• **What you have to do**
Scan the records below and report how many lines contain the word "this", giving the number by itself.
★ ★ ★ ★ ★
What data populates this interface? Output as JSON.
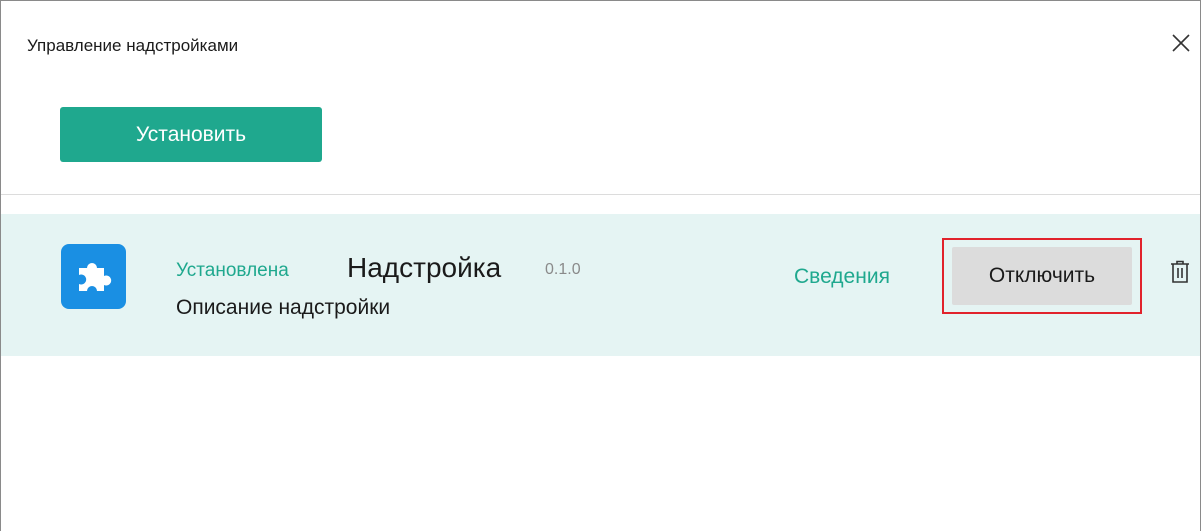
{
  "window": {
    "title": "Управление надстройками",
    "close_icon": "close-icon"
  },
  "toolbar": {
    "install_label": "Установить"
  },
  "addins": [
    {
      "status": "Установлена",
      "name": "Надстройка",
      "version": "0.1.0",
      "description": "Описание надстройки",
      "details_label": "Сведения",
      "disable_label": "Отключить",
      "icon": "puzzle-icon",
      "delete_icon": "trash-icon"
    }
  ],
  "colors": {
    "accent": "#1fa88e",
    "row_background": "#e5f4f3",
    "addin_icon_background": "#1a8fe3",
    "highlight": "#e1222b",
    "disable_button": "#dcdcdc"
  }
}
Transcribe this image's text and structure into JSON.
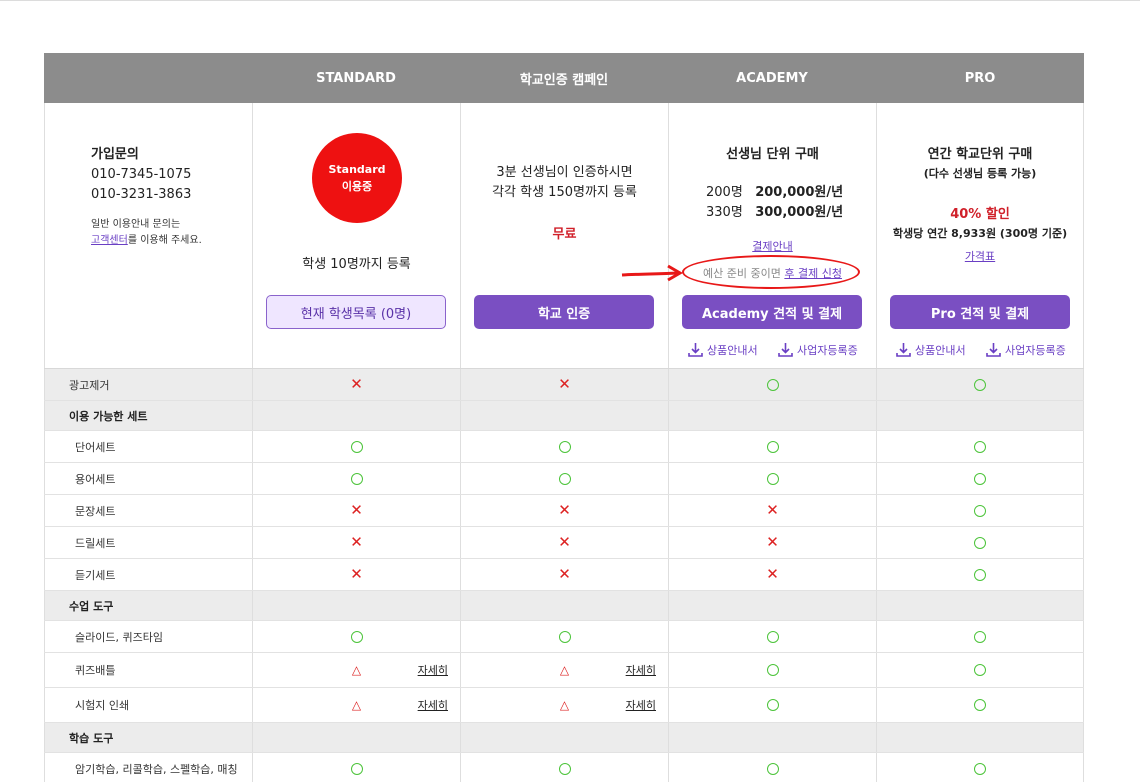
{
  "header": [
    "STANDARD",
    "학교인증 캠페인",
    "ACADEMY",
    "PRO"
  ],
  "contact": {
    "title": "가입문의",
    "phone1": "010-7345-1075",
    "phone2": "010-3231-3863",
    "note_prefix": "일반 이용안내 문의는",
    "note_link": "고객센터",
    "note_suffix": "를 이용해 주세요."
  },
  "standard": {
    "badge_line1": "Standard",
    "badge_line2": "이용중",
    "desc": "학생 10명까지 등록",
    "button": "현재 학생목록 (0명)"
  },
  "campaign": {
    "desc_line1": "3분 선생님이 인증하시면",
    "desc_line2": "각각 학생 150명까지 등록",
    "price": "무료",
    "button": "학교 인증"
  },
  "academy": {
    "title": "선생님 단위 구매",
    "plan1_count": "200명",
    "plan1_price": "200,000원/년",
    "plan2_count": "330명",
    "plan2_price": "300,000원/년",
    "payment_link": "결제안내",
    "budget_text": "예산 준비 중이면",
    "budget_link": "후 결제 신청",
    "button": "Academy 견적 및 결제",
    "dl1": "상품안내서",
    "dl2": "사업자등록증"
  },
  "pro": {
    "title": "연간 학교단위 구매",
    "subtitle": "(다수 선생님 등록 가능)",
    "discount": "40% 할인",
    "price_note": "학생당 연간 8,933원 (300명 기준)",
    "price_link": "가격표",
    "button": "Pro 견적 및 결제",
    "dl1": "상품안내서",
    "dl2": "사업자등록증"
  },
  "rows": [
    {
      "label": "광고제거",
      "type": "gray",
      "marks": [
        "x",
        "x",
        "o",
        "o"
      ]
    },
    {
      "label": "이용 가능한 세트",
      "type": "section",
      "marks": [
        "",
        "",
        "",
        ""
      ]
    },
    {
      "label": "단어세트",
      "type": "row",
      "marks": [
        "o",
        "o",
        "o",
        "o"
      ]
    },
    {
      "label": "용어세트",
      "type": "row",
      "marks": [
        "o",
        "o",
        "o",
        "o"
      ]
    },
    {
      "label": "문장세트",
      "type": "row",
      "marks": [
        "x",
        "x",
        "x",
        "o"
      ]
    },
    {
      "label": "드릴세트",
      "type": "row",
      "marks": [
        "x",
        "x",
        "x",
        "o"
      ]
    },
    {
      "label": "듣기세트",
      "type": "row",
      "marks": [
        "x",
        "x",
        "x",
        "o"
      ]
    },
    {
      "label": "수업 도구",
      "type": "section",
      "marks": [
        "",
        "",
        "",
        ""
      ]
    },
    {
      "label": "슬라이드, 퀴즈타임",
      "type": "row",
      "marks": [
        "o",
        "o",
        "o",
        "o"
      ]
    },
    {
      "label": "퀴즈배틀",
      "type": "row",
      "marks": [
        "t",
        "t",
        "o",
        "o"
      ],
      "detail": "자세히"
    },
    {
      "label": "시험지 인쇄",
      "type": "row",
      "marks": [
        "t",
        "t",
        "o",
        "o"
      ],
      "detail": "자세히"
    },
    {
      "label": "학습 도구",
      "type": "section",
      "marks": [
        "",
        "",
        "",
        ""
      ]
    },
    {
      "label": "암기학습, 리콜학습, 스펠학습, 매칭",
      "type": "row",
      "marks": [
        "o",
        "o",
        "o",
        "o"
      ]
    }
  ],
  "symbols": {
    "x": "✕",
    "t": "△"
  }
}
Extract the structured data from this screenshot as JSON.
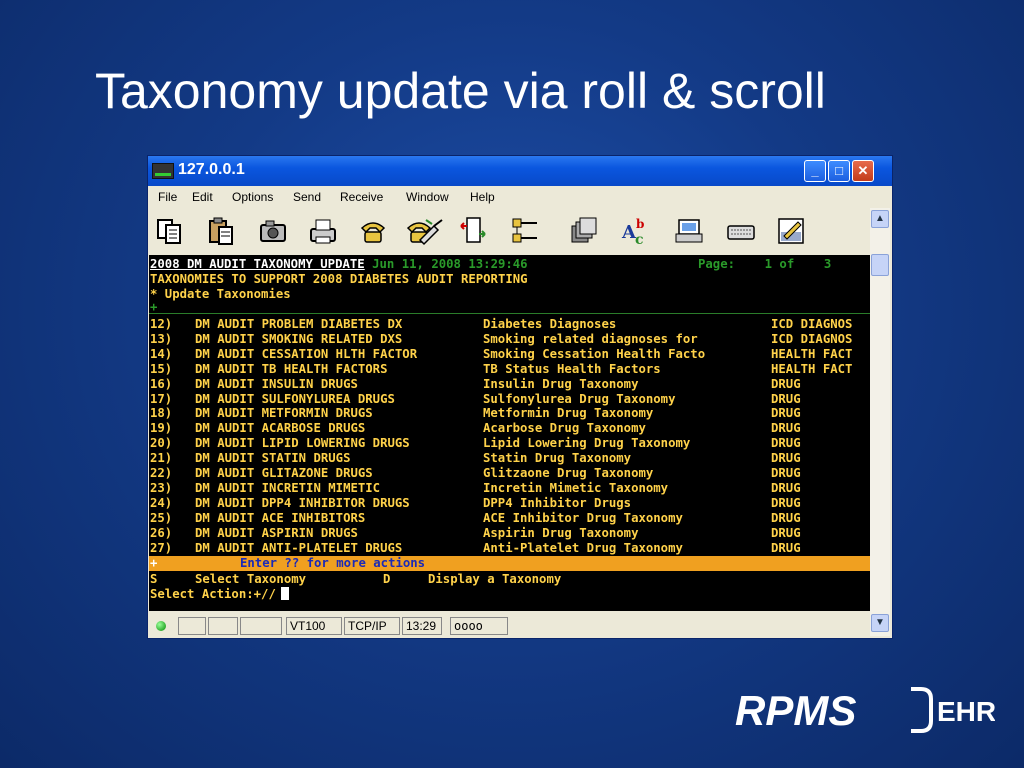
{
  "slide": {
    "title": "Taxonomy update via roll & scroll"
  },
  "window": {
    "title": "127.0.0.1"
  },
  "menu": [
    "File",
    "Edit",
    "Options",
    "Send",
    "Receive",
    "Window",
    "Help"
  ],
  "toolbar_icons": [
    "copy-icon",
    "paste-icon",
    "camera-icon",
    "print-icon",
    "phone-icon",
    "connect-icon",
    "disconnect-icon",
    "transfer-icon",
    "tree-icon",
    "files-icon",
    "spellcheck-icon",
    "printer-icon",
    "keyboard-icon",
    "edit-icon"
  ],
  "terminal": {
    "header_left": "2008 DM AUDIT TAXONOMY UPDATE",
    "header_date": "Jun 11, 2008 13:29:46",
    "header_page": "Page:    1 of    3",
    "subtitle": "TAXONOMIES TO SUPPORT 2008 DIABETES AUDIT REPORTING",
    "section": "* Update Taxonomies",
    "plus": "+",
    "rows": [
      {
        "num": "12)",
        "name": "DM AUDIT PROBLEM DIABETES DX",
        "desc": "Diabetes Diagnoses",
        "type": "ICD DIAGNOS"
      },
      {
        "num": "13)",
        "name": "DM AUDIT SMOKING RELATED DXS",
        "desc": "Smoking related diagnoses for",
        "type": "ICD DIAGNOS"
      },
      {
        "num": "14)",
        "name": "DM AUDIT CESSATION HLTH FACTOR",
        "desc": "Smoking Cessation Health Facto",
        "type": "HEALTH FACT"
      },
      {
        "num": "15)",
        "name": "DM AUDIT TB HEALTH FACTORS",
        "desc": "TB Status Health Factors",
        "type": "HEALTH FACT"
      },
      {
        "num": "16)",
        "name": "DM AUDIT INSULIN DRUGS",
        "desc": "Insulin Drug Taxonomy",
        "type": "DRUG"
      },
      {
        "num": "17)",
        "name": "DM AUDIT SULFONYLUREA DRUGS",
        "desc": "Sulfonylurea Drug Taxonomy",
        "type": "DRUG"
      },
      {
        "num": "18)",
        "name": "DM AUDIT METFORMIN DRUGS",
        "desc": "Metformin Drug Taxonomy",
        "type": "DRUG"
      },
      {
        "num": "19)",
        "name": "DM AUDIT ACARBOSE DRUGS",
        "desc": "Acarbose Drug Taxonomy",
        "type": "DRUG"
      },
      {
        "num": "20)",
        "name": "DM AUDIT LIPID LOWERING DRUGS",
        "desc": "Lipid Lowering Drug Taxonomy",
        "type": "DRUG"
      },
      {
        "num": "21)",
        "name": "DM AUDIT STATIN DRUGS",
        "desc": "Statin Drug Taxonomy",
        "type": "DRUG"
      },
      {
        "num": "22)",
        "name": "DM AUDIT GLITAZONE DRUGS",
        "desc": "Glitzaone Drug Taxonomy",
        "type": "DRUG"
      },
      {
        "num": "23)",
        "name": "DM AUDIT INCRETIN MIMETIC",
        "desc": "Incretin Mimetic Taxonomy",
        "type": "DRUG"
      },
      {
        "num": "24)",
        "name": "DM AUDIT DPP4 INHIBITOR DRUGS",
        "desc": "DPP4 Inhibitor Drugs",
        "type": "DRUG"
      },
      {
        "num": "25)",
        "name": "DM AUDIT ACE INHIBITORS",
        "desc": "ACE Inhibitor Drug Taxonomy",
        "type": "DRUG"
      },
      {
        "num": "26)",
        "name": "DM AUDIT ASPIRIN DRUGS",
        "desc": "Aspirin Drug Taxonomy",
        "type": "DRUG"
      },
      {
        "num": "27)",
        "name": "DM AUDIT ANTI-PLATELET DRUGS",
        "desc": "Anti-Platelet Drug Taxonomy",
        "type": "DRUG"
      }
    ],
    "more_plus": "+",
    "more": "Enter ?? for more actions",
    "action_s_key": "S",
    "action_s": "Select Taxonomy",
    "action_d_key": "D",
    "action_d": "Display a Taxonomy",
    "prompt": "Select Action:+//"
  },
  "status": {
    "emulation": "VT100",
    "protocol": "TCP/IP",
    "time": "13:29",
    "lights": "oooo"
  },
  "logo": {
    "text": "RPMS",
    "suffix": "EHR"
  },
  "colors": {
    "slide_bg": "#133a86",
    "terminal_bg": "#000000",
    "highlight": "#ffd24a",
    "action_bar": "#f0a020",
    "titlebar": "#0a56df"
  }
}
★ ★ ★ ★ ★
• **Written solution**
3